“Hraparak” runs a commentary this week’s series of speeches by President Serzh Sarkisian devoted to the 20th anniversary of Armenia’s independence. “It is very difficult to speak about the same subject for several times, to ensure that those speeches are intelligent and carry a message, emotion and a summary of the 20th anniversary,” says the paper. “But what we have heard in the last few days could not satisfy even the most forgiving spectator and pro-government Armenians. It was clear that those speeches were written by different people. Among them are romantics and demagogues, big optimists and populists, people who either have been absent from Armenia in recent years or don’t love Armenia.”
“Becoming a parliament deputy is not fashionable anymore in Armenia,” writes “Chorrord Inknishkhanutyun.” “But that certainly doesn’t mean that the authorities will renounce [parliamentary] mandate auctions or will announce discounts.” The opposition daily claims that the authorities may force some wealthy individuals to pay for seats in the National Assembly. “The rich are saying one by one that they have no desire to be in the next parliament. The reason for that is Serzh Sarkisian’s remark that there must be no businessman-deputies in the next parliament. In effect, our oligarchs did not understand Sarkisian correctly. What he said was this: ‘You give money so we send other people to the parliament in your place.’”

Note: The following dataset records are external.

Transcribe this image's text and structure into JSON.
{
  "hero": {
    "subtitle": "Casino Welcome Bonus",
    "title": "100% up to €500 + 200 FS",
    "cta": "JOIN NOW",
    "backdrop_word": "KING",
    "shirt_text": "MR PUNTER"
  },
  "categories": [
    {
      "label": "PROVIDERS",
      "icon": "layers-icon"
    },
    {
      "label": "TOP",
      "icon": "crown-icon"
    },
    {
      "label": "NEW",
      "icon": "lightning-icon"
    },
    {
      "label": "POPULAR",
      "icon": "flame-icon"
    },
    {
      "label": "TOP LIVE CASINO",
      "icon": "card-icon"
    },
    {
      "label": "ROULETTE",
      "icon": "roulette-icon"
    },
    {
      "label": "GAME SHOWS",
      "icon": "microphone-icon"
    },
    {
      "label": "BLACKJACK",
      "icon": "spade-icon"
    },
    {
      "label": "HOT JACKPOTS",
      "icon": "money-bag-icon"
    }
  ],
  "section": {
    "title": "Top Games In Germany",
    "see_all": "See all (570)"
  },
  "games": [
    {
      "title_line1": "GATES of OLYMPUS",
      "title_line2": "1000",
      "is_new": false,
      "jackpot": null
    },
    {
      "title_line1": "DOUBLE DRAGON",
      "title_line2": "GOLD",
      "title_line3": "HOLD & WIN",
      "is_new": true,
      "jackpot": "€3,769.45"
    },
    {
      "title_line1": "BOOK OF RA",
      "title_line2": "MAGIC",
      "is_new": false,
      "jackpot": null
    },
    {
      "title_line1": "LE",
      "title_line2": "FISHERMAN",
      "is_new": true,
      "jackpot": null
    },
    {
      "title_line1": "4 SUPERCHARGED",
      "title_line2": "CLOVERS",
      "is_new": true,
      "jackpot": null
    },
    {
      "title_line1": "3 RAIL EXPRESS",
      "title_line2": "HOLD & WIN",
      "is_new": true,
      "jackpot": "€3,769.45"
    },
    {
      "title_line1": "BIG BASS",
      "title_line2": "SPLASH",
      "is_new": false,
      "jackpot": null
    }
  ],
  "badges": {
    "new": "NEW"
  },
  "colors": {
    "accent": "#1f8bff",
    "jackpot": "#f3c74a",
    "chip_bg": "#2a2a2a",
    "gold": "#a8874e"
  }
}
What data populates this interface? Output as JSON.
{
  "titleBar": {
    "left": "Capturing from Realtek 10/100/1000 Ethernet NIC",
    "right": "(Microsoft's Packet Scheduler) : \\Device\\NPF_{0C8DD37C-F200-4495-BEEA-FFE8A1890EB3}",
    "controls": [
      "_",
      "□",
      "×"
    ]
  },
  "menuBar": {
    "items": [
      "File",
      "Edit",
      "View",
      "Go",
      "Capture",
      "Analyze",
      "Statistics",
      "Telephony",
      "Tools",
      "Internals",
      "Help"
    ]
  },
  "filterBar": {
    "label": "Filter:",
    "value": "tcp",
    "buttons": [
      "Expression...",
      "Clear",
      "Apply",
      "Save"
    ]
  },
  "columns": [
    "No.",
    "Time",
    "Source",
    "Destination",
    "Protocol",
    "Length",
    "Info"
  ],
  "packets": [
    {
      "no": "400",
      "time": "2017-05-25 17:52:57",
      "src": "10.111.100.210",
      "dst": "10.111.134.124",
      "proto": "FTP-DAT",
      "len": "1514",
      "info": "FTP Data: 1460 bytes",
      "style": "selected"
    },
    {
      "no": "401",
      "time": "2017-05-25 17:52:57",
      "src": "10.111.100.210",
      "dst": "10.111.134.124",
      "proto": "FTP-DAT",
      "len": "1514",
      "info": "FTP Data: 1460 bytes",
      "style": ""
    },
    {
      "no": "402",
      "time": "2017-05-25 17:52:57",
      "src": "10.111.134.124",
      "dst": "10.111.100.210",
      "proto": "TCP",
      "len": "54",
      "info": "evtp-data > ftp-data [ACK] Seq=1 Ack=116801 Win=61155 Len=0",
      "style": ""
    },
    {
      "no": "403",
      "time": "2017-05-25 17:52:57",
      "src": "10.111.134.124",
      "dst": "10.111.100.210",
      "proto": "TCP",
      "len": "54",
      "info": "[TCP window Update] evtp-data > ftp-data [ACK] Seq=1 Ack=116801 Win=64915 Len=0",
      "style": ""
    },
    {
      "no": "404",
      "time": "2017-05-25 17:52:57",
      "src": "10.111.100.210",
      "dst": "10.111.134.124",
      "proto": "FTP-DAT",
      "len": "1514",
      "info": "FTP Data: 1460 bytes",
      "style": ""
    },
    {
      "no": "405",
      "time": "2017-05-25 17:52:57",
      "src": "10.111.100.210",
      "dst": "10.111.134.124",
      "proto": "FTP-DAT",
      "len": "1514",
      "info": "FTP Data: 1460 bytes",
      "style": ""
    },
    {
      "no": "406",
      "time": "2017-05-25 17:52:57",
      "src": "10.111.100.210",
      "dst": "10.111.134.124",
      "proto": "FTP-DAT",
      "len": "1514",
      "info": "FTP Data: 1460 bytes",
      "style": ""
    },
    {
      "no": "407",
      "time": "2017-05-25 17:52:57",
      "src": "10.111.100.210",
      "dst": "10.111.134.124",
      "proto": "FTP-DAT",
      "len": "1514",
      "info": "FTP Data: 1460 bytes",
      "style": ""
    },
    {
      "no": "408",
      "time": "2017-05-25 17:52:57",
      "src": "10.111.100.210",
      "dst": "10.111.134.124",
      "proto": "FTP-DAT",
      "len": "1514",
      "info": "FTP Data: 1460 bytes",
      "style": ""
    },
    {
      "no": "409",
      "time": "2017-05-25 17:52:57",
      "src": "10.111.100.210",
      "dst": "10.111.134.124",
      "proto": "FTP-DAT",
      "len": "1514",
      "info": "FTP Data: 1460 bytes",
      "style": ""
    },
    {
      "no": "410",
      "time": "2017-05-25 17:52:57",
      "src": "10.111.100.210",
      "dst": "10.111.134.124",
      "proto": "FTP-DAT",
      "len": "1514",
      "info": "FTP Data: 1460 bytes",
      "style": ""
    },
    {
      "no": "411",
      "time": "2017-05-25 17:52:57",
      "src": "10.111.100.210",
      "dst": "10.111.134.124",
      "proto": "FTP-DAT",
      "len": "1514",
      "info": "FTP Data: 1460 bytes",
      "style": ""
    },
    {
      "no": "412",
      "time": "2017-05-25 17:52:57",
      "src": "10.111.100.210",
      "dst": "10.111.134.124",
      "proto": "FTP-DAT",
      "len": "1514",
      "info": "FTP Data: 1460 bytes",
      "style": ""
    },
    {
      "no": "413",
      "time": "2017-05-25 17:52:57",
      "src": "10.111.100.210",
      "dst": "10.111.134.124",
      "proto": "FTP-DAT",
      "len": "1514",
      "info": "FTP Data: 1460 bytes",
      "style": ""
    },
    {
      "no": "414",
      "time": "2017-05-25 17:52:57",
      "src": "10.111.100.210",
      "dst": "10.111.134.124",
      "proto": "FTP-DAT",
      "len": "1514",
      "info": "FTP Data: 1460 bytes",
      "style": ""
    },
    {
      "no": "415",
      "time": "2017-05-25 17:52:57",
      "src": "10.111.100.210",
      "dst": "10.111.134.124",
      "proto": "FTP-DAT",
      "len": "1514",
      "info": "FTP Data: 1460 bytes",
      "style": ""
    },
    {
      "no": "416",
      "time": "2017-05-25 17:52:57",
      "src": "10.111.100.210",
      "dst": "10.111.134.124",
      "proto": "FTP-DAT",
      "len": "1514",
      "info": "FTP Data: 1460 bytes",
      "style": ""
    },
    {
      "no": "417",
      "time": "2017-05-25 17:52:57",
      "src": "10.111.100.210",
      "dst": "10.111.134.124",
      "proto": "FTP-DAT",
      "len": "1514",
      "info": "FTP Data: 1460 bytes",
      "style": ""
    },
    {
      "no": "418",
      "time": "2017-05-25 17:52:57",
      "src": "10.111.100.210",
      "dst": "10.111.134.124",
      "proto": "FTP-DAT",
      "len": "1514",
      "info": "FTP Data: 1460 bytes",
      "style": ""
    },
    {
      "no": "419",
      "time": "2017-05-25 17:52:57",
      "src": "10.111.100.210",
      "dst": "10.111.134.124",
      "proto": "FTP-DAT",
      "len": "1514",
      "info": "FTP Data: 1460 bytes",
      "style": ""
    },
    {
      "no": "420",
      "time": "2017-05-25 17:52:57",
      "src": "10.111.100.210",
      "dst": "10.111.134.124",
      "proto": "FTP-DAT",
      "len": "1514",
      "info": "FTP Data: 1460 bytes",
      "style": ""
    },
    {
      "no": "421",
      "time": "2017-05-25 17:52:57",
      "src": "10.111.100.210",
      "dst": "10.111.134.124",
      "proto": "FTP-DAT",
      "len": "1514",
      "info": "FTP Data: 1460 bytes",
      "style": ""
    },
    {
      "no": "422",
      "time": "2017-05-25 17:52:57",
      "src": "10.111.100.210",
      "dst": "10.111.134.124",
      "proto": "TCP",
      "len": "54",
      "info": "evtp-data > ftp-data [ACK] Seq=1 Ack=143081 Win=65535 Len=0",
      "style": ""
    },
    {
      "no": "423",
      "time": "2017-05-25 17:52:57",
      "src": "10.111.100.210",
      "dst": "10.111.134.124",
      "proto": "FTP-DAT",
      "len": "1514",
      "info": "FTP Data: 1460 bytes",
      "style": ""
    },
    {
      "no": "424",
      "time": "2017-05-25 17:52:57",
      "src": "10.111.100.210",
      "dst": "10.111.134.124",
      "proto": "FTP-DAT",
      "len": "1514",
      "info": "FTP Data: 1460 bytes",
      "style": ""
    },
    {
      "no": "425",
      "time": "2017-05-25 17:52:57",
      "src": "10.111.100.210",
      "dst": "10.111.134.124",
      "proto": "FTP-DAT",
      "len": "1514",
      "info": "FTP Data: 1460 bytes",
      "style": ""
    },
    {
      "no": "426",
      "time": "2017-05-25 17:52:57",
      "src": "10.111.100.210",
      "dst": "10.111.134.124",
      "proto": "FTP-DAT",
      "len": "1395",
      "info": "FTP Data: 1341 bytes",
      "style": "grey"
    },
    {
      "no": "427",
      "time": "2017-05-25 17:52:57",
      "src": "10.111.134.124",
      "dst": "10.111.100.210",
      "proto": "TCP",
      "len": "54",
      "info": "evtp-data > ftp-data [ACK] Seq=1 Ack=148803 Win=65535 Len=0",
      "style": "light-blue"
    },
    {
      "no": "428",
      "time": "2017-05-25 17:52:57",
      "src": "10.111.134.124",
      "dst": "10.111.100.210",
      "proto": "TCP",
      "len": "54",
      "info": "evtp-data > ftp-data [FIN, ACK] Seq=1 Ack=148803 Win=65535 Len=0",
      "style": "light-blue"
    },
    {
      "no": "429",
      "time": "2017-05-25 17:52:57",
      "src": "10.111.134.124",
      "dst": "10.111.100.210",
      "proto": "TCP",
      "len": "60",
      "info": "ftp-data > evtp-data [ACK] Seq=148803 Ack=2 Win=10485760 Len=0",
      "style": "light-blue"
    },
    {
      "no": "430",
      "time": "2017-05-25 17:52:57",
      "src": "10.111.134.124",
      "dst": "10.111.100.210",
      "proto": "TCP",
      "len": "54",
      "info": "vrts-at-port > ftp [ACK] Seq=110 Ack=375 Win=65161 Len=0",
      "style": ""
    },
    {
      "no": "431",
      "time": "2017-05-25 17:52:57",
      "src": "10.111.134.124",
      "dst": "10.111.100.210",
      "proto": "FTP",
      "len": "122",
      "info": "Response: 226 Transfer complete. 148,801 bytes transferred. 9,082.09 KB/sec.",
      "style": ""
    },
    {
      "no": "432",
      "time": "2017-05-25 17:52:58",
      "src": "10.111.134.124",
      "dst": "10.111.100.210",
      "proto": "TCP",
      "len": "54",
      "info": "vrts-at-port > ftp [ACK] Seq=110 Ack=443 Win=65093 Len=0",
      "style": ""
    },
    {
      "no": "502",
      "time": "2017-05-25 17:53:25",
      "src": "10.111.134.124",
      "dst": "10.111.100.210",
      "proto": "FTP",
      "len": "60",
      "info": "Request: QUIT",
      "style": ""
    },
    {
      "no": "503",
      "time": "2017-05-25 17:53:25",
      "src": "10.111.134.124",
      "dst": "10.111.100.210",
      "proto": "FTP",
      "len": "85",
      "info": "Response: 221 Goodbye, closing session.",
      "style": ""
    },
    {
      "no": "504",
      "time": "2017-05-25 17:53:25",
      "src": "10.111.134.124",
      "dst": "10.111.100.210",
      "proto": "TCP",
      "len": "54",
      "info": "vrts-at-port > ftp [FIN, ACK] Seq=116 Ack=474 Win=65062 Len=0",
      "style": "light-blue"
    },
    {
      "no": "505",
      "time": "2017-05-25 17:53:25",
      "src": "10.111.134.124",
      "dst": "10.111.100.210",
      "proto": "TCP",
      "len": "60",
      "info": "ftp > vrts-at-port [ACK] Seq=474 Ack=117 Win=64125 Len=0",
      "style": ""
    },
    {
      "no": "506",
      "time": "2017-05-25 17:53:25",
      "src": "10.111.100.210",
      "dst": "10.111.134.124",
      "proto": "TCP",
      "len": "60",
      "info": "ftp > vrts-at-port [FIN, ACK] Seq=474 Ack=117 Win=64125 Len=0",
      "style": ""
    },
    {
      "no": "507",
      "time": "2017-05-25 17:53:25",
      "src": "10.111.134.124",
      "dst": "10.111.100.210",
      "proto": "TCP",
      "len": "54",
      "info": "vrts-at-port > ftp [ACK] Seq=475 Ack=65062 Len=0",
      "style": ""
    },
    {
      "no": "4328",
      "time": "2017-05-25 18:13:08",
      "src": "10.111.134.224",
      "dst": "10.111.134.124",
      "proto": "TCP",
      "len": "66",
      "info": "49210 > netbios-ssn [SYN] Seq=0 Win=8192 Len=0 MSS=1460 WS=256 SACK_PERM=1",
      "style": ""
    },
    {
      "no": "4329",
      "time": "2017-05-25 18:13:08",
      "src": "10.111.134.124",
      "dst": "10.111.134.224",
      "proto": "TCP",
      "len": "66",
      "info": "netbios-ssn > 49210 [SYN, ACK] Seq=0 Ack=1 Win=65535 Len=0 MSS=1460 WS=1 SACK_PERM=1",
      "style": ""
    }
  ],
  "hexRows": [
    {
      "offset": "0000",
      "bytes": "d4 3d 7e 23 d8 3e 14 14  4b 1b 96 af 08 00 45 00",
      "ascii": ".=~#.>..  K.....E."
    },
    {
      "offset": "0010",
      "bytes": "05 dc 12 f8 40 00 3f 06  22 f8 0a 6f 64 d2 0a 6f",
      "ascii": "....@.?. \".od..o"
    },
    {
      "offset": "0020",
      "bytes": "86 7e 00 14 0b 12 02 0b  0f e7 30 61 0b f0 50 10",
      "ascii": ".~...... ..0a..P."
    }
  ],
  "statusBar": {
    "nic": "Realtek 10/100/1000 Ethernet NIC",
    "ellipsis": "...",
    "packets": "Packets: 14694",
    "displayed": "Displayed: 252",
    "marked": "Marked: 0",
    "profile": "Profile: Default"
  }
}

“Aravot” comments on government plans to simplify procedures for receiving Armenian citizenship. In particular, applicants would no longer have to be fluent in the Armenian language and know key provisions of Armenia’s constitution. Artur Osikian, deputy chief of the Armenian police is quoted as arguing that “there are Armenian patriots who don’t speak Armenian.” The paper dismisses this argument, saying that every Armenian must be “patriotic enough to respect their country’s language and basic law.” “If they don’t have that respect, they should not aspire to the high status of citizen of our state,” it says. “The government is easily pushing through such decisions probably because our society is mostly indifferent to these issues.”
Interviewed by “Hayots Ashkhar,” businessman Mikhail Bagdasarov laughs off speculation that Armavia, Armenia’s national airline owned by him, may have been the Armenian entity which, according to international media reports, allegedly transported weapons to Libya’s Colonel Muammar Qaddafi via Moldova. Bagdasarov argues that there are 32 airlines registered in Armenia and that unlike some of them, Armavia does not have cargo planes. “Armavia operates solely in the market for passenger transportation,” he says.